On March 11 2011, the Fukushima Daiichi nuclear plant was the site of one of the worst nuclear disasters ever after an earthquake and subsequent tsunami caused its electrical grid to fail. The simultaneous disasters laid waste to much of the surrounding area, but "miraculously, the temple was untouched."

"The UFO's came after the explosion. There were so many of them. I was shocked," said the monk in the fourth episode of the VICE Studio's Netflix docuseries series Encounters: "Lights Over Fukushima."

"Radioactive energy was leaking everywhere. I believe the UFOs came to readjust the flood of radioactive energy in order to save us. That's my theory, anyway," said Izumi.

Just like after the Fukushima disaster, UFO's have been documented repeatedly around places where humans have spawned nuclear activity. There are "very clear connections" between UFO sightings and nuclear sights "going back decades," said author Dr. Jensine Andresen.

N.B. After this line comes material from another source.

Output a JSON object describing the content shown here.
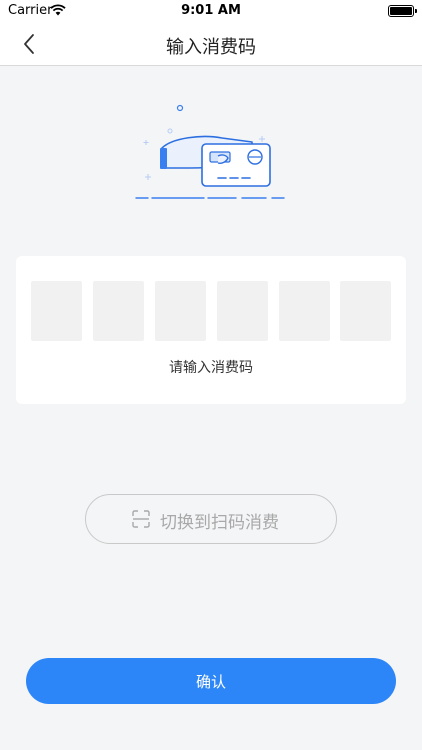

"My personal view on the basis of over 30 years of very extensive research is that there is an advanced extraterrestrial presence operating basically here on Earth and in the oceans," she said.

Andresen cited declassified U.S. government reports from agencies like the FBI and CIA about UFO sightings near nuclear sites, saying she had looked at 39 different accounts between the 1940s and 1990s.

"It goes back to the 1930s when the science and research was being done to understand fission. But then it really heats up in the 1940s, in particular, right after the detonation of the two atomic bombs in Japan in 1945. Then it is decisive, it's conclusive. You see one after another event occurring in proximity specifically to sites associated with nuclear weapons," said Andresen.

There are numerous cases, she said, listing sightings near Kirtland Air Force Base, Sandia National Laboratories, and other places "where nuclear weapons were stored."

Another well-known case took place at Malmstrom Air Force Base in Montana in March of 1967. Robert Salas, who worked as a missile launch officer controlling ten nuclear tipped missiles at the time, alleged one day after he received reports from other officers of strange UFO sightings, his missiles were shut down and became "unlaunchable." He later learned that ten weapons at another nearby site were also shut down "under similar circumstances, very similar circumstances where UFOs were sighted over the launch facilities." More recently, Salas said that he had briefed the Pentagon's All-domain Anomaly Resolution Office (AARO), a unit tasked with resolving credible UFO sightings, on the event.

Andresen said one of the clearest examples of these sorts of activities around nuclear facilities was the 1986 Chernobyl nuclear disaster in Ukraine.

"There was a lot of UFO activity reported there also. At the height of the fire in Chernobyl, the reading was 3000 milliroentgens, which is a unit of ionizing radiation. And right at the height of the fire, many people observed a UFO come, stayed for 3 minutes, shown a light right at Unit 4 and departed," she said. "They took another reading and it had apparently dropped to 800. Just in a few minutes. That seems like a very conscious attempt to remediate the danger caused by the malfunction there."

Like the Chief Monk of the Miracle Temple, Andresen also believes that these extraterrestrial beings are trying to help us avoid our own self destruction via nuclear catastrophes.

"I think this is an intelligence that recognizes the depth of human creativity and wants to preserve it. I think this intelligence cares about us. I think this intelligence does not want us to go extinct. That's what I think is really being communicated," she said. "'We're right here with you. Just open your hearts. Open your minds. We'd like to help you. And, you know, let's get to know one another.' I think that's really what the message is."